## EXERCISE OBJECTIVE
Pull each line holding "detected" out of the entries below.

## EXERCISE MATERIALS
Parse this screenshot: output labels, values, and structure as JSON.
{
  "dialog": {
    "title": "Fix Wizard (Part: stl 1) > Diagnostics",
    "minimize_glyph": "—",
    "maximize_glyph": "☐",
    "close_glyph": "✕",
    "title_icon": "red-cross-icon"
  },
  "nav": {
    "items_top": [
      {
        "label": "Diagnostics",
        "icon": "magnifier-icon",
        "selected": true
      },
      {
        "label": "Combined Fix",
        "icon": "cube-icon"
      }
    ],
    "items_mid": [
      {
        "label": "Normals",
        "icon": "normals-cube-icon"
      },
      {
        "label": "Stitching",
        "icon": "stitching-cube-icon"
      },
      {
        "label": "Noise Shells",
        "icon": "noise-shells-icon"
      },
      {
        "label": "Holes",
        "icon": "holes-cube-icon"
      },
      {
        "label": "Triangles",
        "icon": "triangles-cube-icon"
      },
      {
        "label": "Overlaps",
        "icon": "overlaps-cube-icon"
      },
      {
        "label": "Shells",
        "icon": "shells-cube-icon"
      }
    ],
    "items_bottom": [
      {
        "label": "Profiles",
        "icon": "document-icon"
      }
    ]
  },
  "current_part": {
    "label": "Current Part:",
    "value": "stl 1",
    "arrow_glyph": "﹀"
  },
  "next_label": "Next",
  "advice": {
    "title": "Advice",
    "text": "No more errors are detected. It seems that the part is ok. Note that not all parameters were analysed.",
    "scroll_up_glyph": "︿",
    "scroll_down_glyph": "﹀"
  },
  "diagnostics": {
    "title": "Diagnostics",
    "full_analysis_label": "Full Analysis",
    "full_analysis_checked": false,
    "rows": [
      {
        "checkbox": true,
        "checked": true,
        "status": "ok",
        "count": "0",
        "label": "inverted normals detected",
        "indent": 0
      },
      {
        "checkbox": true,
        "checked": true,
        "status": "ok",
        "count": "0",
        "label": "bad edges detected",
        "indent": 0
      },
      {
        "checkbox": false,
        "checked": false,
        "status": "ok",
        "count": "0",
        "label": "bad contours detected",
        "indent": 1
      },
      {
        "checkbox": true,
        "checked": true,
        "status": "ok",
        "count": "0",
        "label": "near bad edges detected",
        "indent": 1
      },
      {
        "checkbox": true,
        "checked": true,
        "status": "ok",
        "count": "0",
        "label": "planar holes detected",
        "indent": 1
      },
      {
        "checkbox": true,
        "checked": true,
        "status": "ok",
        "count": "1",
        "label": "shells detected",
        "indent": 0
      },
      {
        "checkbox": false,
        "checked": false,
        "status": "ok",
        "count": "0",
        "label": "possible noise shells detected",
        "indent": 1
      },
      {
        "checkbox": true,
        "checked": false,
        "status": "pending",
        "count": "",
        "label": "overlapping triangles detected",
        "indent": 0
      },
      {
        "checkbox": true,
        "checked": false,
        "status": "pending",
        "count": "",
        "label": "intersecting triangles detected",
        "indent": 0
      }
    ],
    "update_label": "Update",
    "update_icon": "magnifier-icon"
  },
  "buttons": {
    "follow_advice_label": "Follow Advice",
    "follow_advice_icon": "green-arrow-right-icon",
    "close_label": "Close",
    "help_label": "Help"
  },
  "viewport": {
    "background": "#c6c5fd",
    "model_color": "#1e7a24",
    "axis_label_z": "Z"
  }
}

## RESPONSE BELOW
    "text": "No more errors are detected. It seems that the part is ok. Note that not all parameters were analysed.",
        "label": "inverted normals detected",
        "label": "bad edges detected",
        "label": "bad contours detected",
        "label": "near bad edges detected",
        "label": "planar holes detected",
        "label": "shells detected",
        "label": "possible noise shells detected",
        "label": "overlapping triangles detected",
        "label": "intersecting triangles detected",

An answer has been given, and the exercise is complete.